The benefit of the prophet was to relay God’s word to the situation. The prophet’s word was of little or no value. God’s Word was the only true word and the only word with power to accomplish God’s purposes.
There is a unique way in which Elijah spoke in his prayer. He said: I have done this at Your word…, which was his response to what God had told him.
The tense of the verb Elijah used describes something that has already happened but affects things in the future. It’s comparable to how our salvation is described. We were saved, we are saved, we will be saved. A past action secures a future fulfillment.
For the prophets, once God has spoken, in their minds, it is as though it’s already been done. They could count on it as though they are speaking about it after it happened.
It’s like watching the rerun of a game where you already know who wins and you can say with confidence: watch – he’s going to hit a walk off home run.
Having done these things at Your word meant he was doing what God said would happen and announcing in advance what the outcome would be so when it did happen everyone would know it was God who did it.
What’s that got to do with us? We’re not prophets, and we know who God is. Yes, but the challenge is for us to expect, with the same confidence as a prophet, what God’s Word will do in our lives. 1Thess 2:13 For this reason we also constantly thank God that when you received the word of God which you heard from us, you accepted it not as the word of men, but for what it really is, the word of God, which also performs its work in you who believe.

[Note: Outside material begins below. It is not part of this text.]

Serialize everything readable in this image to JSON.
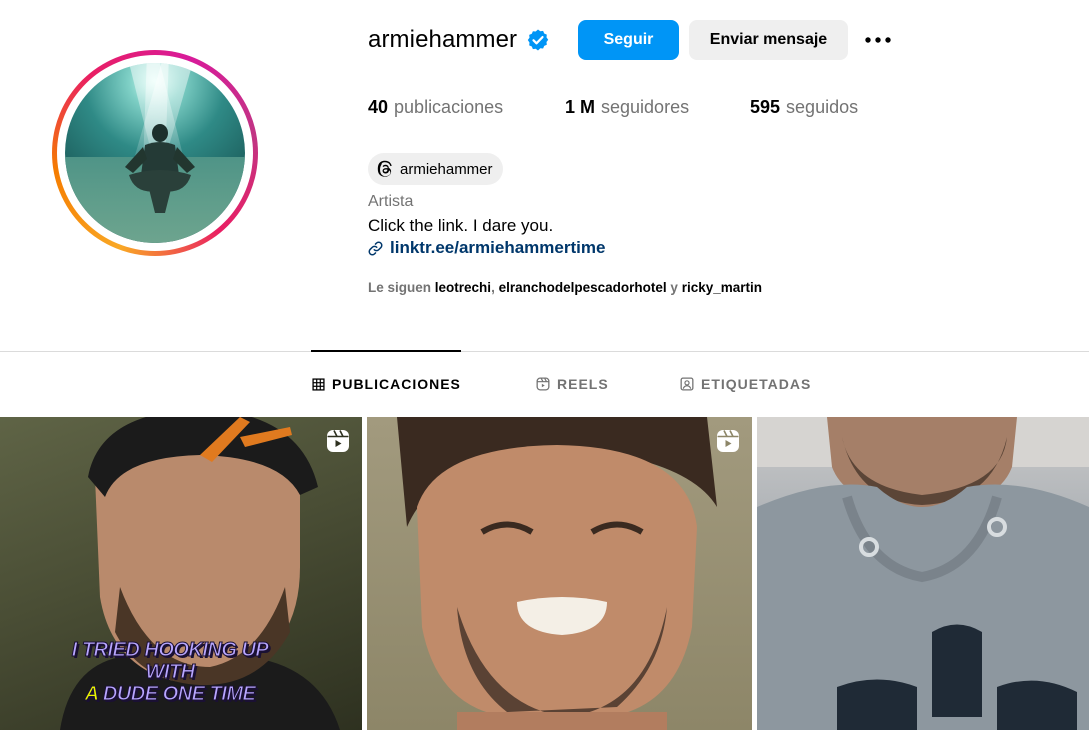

“Yea, but I’m just an ordinary Christian.” An ordinary Christian has all the privileges and provisions of an extraordinary Christian.
There aren’t separate categories within Christianity. There is no select class within God’s family that gets greater benefits than others. God has leveled the playing field of faith. Believers – all who fit in that category – have the privilege of seeing the Word of God perform its work in their lives.
“Well, I haven’t been very faithful.” Our past doesn’t define us, our failures aren’t who we are, only what we will do with this moment. Will we take God at His word? Will we stand on His promises as though they are already accomplished, our confidence found in what the Lord has said?
So, I can call down fire? Not unless God says call down fire. And if He does, you might want to stand back.
- Though we may not have the role of prophet, we each can have the audacious courage to trust God like a prophet.
- One advantage we have over the prophet is, we have the Words of God recorded in a Book.
- When we want to know what God would say about our situations, we can ask Him, open our Bibles and read His Word.
- The only thing that needs to be added would be our determination to stand on the promises we discover.